Chargeback also applies to credit cards and is particularly useful where Section 75 is not applicable – for goods costing less than £100, for instance.
There are some transactions where the company that deals with your credit card payment is not the same as the one that provides the goods or service - such as Paypal.
If you use your credit card to pay for something through PayPal and the funds go direct to the seller, then as long as the company you're buying from has a 'Commercial Entity Agreement' with Paypal you may still be able to claim under Section 75 for any misrepresentation or breach of contract.
PayPal offers its own buyer protection scheme, called PayPal Buyer Protection, so it's worth checking if you'd be covered by that if you have a problem with your purchase.
Section 75 of the Consumer Credit Act applies only to credit cards and not to debit cards or charge cards (where all charges must be settled at the end of the month).
Unlike Section 75 claims, this is a voluntary scheme operated by Visa and MasterCard that covers Maestro, Visa and Visa Electron debit cards. So unlike Section 75 it is not a legal requirement.
However, the Financial Ombudsman Service has stated that chargeback is deemed to be good banking practice.
If you want to make a claim on this scheme, you must do this within 120 days of buying the goods or services.

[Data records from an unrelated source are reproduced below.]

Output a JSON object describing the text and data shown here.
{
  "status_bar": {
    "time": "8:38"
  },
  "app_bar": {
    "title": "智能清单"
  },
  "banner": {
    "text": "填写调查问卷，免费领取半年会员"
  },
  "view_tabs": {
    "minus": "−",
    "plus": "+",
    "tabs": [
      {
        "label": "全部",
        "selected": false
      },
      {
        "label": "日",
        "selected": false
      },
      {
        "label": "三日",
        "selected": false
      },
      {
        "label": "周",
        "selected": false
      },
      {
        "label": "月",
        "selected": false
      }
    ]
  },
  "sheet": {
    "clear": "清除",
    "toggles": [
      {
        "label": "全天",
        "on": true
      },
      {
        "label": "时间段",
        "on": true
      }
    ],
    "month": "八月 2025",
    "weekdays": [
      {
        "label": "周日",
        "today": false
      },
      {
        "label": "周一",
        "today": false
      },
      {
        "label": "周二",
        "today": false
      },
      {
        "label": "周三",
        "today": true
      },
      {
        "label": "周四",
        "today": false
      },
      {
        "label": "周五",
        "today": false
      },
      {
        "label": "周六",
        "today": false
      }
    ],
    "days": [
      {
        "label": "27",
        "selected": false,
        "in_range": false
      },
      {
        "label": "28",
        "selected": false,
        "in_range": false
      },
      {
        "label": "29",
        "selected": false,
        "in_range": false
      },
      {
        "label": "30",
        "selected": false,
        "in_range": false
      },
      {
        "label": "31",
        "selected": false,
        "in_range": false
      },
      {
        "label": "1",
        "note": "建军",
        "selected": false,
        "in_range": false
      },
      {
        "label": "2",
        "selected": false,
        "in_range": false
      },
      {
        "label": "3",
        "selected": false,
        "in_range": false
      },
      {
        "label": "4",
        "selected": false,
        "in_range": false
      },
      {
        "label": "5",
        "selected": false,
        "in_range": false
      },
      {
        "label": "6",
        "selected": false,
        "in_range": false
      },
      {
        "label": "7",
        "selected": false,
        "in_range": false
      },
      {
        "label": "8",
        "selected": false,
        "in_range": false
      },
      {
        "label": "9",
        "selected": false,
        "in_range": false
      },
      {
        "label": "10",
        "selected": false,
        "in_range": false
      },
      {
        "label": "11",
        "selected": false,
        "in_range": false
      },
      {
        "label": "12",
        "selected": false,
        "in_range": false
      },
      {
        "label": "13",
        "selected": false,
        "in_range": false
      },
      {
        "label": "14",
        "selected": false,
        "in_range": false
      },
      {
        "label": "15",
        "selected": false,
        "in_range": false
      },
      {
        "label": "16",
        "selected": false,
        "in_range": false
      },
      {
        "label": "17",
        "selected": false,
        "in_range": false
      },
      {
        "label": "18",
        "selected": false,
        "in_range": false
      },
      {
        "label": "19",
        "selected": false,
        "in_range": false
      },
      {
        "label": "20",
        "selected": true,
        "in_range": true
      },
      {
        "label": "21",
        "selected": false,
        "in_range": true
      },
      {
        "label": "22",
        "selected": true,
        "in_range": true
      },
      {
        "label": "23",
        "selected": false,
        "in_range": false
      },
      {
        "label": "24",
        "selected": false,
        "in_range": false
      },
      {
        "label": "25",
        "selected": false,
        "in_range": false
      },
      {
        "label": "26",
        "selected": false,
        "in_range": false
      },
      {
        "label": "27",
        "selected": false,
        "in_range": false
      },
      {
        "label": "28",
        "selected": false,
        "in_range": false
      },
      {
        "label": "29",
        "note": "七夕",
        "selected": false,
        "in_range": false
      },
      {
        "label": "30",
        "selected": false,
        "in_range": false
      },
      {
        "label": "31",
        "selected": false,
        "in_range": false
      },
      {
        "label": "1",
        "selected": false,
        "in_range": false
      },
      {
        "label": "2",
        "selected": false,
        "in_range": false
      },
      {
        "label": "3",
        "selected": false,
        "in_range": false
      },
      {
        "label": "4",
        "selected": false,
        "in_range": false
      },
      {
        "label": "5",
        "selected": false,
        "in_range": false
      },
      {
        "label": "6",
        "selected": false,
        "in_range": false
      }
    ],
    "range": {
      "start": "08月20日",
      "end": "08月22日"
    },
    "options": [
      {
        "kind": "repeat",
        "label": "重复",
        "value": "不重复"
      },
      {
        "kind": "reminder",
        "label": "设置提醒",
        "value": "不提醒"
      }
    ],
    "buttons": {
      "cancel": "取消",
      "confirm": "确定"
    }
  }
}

Ask your bank for details of how to apply under the scheme.
There’s no set timeframe for your card provider to resolve a chargeback or Section 75 claim, but if you’re unhappy with the outcome of the claim, or how long it’s taking, you can complain to your provider, it then has eight weeks to deal with this complaint.
If more than eight weeks have passed since you submitted your claim to your credit card provider, you can refer your claim to the FOS straight away without the need for a deadlock letter.
You can also approach the FOS before the eight weeks are up if your provider has given consent for you to do so.